Watertown Mayor Jeff Graham is headed for an apparent victory while Ogdensburg Mayor Bill Nelson is hanging on to a nine-vote lead with absentee ballots to be counted.
How'd they pull it off?
Mr. Graham was able to convince the voters of Watertown that things were going well — the "If it ain't broke, don't fix it" argument. Mr. Nelson, on the other hand, was able to convince voters that although things are very broken, he understands their frustrations and is willing to act.
Throughout my reporting on Mr. Graham's race against Councilman Jeff Smith, very few people told me that Mr. Graham needed to be run out of town on a rail.
He's doing a good job, they said. But it's time for a change.
That's not the type of fervor necessary to remove a four-time incumbent. The people in Watertown know Jeff Graham. He's going to put his foot in his mouth, say things that aggravate people, and continue to be a bar owner. And yet, after 20 years, Watertown has not been swallowed into the fiery underworld.
In addition, the people who like Mr. Smith realized that even if they voted for Mr. Graham, Mr. Smith would remain on City Council. I never found that argument persuasive — being mayor is different from being a member of City Council — but many of the people I spoke with did.
Mr. Smith, too, has people who don't like him, though they are not as legion or vocal as Mr. Graham's detractors. At the end of the day, the devil you know is better than the devil you don't know.

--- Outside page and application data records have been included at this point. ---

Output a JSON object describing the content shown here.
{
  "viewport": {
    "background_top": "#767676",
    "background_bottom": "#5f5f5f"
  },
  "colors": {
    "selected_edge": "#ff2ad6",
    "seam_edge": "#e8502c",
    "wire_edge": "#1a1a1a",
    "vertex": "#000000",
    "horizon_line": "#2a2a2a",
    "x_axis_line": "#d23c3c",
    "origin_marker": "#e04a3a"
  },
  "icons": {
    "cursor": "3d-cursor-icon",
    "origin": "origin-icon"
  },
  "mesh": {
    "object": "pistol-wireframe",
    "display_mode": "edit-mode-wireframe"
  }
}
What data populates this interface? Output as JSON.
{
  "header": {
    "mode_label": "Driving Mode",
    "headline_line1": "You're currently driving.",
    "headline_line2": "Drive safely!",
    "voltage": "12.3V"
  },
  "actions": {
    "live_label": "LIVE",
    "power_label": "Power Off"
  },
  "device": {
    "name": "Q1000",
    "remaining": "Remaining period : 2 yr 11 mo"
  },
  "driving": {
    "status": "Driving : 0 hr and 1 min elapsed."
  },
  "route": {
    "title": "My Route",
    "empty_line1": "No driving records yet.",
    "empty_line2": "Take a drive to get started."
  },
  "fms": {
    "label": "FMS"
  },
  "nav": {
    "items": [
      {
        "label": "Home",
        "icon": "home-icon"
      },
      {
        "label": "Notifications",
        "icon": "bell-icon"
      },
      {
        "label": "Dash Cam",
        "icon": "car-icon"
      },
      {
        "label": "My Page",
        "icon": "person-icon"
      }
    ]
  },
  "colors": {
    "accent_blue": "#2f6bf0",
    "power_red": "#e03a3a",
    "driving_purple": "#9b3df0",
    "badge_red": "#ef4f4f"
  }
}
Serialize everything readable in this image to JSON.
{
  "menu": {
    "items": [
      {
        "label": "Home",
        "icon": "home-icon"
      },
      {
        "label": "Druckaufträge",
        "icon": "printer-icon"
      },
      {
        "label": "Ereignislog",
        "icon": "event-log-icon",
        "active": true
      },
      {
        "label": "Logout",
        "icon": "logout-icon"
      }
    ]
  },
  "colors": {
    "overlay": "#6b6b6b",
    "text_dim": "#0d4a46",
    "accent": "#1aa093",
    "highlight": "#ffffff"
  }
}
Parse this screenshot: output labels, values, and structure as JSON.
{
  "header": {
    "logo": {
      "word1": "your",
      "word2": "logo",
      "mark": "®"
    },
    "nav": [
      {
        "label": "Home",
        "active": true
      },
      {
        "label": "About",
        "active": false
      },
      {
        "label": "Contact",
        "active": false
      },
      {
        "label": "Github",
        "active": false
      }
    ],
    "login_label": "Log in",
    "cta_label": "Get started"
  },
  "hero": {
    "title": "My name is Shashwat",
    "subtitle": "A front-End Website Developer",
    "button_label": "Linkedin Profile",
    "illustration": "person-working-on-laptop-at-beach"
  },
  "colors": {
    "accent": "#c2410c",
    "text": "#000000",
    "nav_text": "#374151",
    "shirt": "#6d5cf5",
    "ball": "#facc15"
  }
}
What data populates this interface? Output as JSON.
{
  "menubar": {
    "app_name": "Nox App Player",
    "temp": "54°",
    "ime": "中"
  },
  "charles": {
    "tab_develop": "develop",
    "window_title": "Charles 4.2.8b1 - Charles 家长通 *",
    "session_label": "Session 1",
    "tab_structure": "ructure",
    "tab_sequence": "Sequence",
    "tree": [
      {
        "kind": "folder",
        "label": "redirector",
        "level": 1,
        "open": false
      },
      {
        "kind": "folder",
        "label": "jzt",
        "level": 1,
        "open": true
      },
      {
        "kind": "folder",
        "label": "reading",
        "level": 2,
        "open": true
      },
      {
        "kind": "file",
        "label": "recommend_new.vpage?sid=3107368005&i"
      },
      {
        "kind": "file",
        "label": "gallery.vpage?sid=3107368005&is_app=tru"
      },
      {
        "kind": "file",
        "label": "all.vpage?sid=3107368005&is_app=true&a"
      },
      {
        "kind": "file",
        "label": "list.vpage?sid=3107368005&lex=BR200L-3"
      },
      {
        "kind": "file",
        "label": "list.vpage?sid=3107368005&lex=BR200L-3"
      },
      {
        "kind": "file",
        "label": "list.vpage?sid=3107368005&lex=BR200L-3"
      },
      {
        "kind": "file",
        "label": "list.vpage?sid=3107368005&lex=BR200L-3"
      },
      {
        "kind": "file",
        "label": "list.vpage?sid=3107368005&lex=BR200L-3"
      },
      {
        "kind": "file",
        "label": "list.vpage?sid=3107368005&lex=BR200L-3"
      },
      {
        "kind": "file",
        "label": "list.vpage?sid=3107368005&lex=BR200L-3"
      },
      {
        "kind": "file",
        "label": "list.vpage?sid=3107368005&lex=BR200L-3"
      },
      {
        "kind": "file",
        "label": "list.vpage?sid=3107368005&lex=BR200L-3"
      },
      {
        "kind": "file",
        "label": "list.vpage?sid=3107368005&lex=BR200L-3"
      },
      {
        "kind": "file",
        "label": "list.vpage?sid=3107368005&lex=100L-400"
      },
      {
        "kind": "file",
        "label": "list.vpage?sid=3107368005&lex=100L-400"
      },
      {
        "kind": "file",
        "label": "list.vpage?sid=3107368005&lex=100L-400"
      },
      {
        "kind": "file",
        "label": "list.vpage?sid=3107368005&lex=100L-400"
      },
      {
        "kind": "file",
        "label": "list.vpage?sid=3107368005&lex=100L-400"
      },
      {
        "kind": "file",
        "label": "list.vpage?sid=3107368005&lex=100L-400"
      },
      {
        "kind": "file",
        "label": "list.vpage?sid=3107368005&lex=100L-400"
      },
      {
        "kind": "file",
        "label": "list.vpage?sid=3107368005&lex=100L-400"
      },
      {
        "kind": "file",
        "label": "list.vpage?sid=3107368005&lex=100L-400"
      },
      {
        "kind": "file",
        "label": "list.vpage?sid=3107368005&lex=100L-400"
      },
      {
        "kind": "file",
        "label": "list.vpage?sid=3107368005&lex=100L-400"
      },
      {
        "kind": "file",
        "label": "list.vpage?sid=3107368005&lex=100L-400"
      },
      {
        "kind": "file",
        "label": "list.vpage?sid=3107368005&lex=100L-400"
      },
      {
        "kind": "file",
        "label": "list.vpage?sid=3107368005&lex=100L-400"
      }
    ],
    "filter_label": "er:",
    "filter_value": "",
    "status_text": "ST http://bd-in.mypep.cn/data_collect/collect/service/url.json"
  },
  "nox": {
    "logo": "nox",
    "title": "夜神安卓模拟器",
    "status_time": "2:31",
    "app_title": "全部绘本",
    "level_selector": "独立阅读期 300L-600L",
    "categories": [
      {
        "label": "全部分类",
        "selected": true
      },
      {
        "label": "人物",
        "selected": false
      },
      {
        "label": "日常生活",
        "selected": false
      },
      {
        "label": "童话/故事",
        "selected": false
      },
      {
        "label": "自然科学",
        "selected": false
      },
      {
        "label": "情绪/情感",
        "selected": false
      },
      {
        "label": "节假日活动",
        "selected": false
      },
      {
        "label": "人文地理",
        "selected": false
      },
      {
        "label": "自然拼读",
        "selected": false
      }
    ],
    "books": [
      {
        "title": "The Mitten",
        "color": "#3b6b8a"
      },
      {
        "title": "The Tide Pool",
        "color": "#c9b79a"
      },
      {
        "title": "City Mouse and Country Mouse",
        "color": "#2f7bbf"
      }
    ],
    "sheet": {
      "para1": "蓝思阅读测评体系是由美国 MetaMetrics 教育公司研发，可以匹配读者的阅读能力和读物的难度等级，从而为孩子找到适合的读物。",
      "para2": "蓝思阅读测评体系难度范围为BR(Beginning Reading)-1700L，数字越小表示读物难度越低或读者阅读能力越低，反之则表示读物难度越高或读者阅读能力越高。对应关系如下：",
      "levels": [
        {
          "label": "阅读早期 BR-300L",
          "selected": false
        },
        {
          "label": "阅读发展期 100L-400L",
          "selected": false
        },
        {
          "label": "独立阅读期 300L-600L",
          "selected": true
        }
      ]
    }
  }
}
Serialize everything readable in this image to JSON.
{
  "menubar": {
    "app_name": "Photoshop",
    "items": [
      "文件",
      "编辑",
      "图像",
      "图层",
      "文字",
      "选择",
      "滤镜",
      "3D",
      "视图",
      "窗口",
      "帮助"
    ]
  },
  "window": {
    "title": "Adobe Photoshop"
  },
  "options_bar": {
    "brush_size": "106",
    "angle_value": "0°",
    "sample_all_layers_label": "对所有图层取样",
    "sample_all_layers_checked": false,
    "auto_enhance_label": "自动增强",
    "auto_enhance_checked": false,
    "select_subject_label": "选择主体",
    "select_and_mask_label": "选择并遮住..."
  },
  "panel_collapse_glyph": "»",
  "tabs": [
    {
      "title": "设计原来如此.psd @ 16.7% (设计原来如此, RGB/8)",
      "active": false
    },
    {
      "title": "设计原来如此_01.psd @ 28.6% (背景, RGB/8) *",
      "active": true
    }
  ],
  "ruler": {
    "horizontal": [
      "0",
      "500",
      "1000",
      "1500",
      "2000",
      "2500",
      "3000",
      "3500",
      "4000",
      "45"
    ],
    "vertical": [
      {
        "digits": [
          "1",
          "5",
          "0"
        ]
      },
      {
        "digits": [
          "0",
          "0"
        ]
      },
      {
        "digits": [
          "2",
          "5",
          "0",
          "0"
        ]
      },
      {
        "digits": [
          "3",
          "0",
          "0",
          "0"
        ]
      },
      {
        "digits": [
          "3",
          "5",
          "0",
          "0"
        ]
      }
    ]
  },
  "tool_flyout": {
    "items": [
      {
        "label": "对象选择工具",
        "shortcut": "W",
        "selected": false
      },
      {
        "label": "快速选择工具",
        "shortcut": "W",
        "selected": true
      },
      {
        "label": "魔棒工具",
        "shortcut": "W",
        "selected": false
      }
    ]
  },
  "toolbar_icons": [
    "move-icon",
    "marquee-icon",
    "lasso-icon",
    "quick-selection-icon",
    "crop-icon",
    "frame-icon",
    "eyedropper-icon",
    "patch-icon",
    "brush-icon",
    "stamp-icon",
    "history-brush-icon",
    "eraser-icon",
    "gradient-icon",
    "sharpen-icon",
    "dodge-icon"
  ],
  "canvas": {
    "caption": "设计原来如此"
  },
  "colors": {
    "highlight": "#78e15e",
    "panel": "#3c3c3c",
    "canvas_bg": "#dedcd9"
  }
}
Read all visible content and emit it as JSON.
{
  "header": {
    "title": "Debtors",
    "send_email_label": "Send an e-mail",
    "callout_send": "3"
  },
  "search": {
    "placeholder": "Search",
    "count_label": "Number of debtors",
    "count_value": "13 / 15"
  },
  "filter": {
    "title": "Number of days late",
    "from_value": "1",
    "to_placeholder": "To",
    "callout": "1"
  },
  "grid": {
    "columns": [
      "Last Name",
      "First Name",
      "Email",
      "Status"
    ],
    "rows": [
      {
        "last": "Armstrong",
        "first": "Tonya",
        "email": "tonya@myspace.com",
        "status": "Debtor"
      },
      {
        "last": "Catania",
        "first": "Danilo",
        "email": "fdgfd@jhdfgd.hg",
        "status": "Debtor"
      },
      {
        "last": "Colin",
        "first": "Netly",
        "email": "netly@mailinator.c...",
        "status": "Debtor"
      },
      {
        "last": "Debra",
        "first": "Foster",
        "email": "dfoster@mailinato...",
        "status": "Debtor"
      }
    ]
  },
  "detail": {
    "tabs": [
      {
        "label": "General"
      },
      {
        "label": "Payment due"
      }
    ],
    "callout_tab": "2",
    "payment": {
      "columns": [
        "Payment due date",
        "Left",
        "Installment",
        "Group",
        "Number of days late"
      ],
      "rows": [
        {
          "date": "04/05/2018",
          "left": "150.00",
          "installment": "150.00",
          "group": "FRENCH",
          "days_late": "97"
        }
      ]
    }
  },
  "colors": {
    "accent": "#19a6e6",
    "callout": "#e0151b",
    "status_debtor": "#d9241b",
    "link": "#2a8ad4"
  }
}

I was asked a little while ago whether it's possible that Mr. Smith pulls this out. It is possible, and the "concession" that he gave last night has no force of law. If he comes out ahead when the elections commissioners certify the results, he's the mayor, no matter what he said Tuesday night. But unless there was some transposition error at the polls, it's going to be an uphill battle. He needs about 70 percent of the absentee votes to break in his favor, and Mr. Graham says he worked the absentees pretty hard (I know at least one of them, because it was on Mr. Graham's blog: Dave Mance).
So I don't think we'll have to deal with a Dewey Defeats Truman from today's edition, which declared "Graham keeps post as mayor." And if that does happen, I've got screen shots of other newz outlets that called it.
Now, the Ogdensburg race is a little bit tougher to analyze, since I'm kinda far away, but I used to work up there and know a great many of the players, so here's what I can tell you: Republican Mayor Bill Nelson wouldn't have had a chance against independent candidate Jack McGrath if Mr. Nelson hadn't called for city manager Art Sciorra's resignation.
Mr. Nelson was strongly counseled to cut Mr. Sciorra loose in the wake of the 819 Knox St. scandal, where a family was allowed to live in a city-owned home rent- and tax-free for three years even as it put taxpayer money into renovations.
Mr. Nelson waited a month and a half to call for Mr. Sciorra's head — the revelations were first reported in mid-August, and it wasn't until late September that Mr. Nelson called for his firing. He might have had a more restful night sleep if he had acted more swiftly.
In unofficial results, Mr. Nelson is leading Mr. McGrath 1,236 to 1,227, with absentee ballots still to be counted. Journal reporter Chris Robbins heard anecdotal evidence of a higher turnout in that election. When people are scraping just to get by, they're going to be really angry to see a family that didn't have to worry about rent for quite some time. Whether Mr. Sciorra directed it is largely immaterial to their anger.
(Update: A reader correctly notes that Mr. Nelson did himself a lot of favors in 2010 by helping save Ogdensburg Correctional Facility. Then-Gov. David Paterson proposed closing it; Mr. Nelson was a big part of the effort in saving it. A fine point; many people in Ogdensburg love their prison, and it probably helped earn him the endorsement of Chuck Kelly, a columnist for the Advance News.)
So if patterns hold up, it was a decent to good night for incumbents in the north country.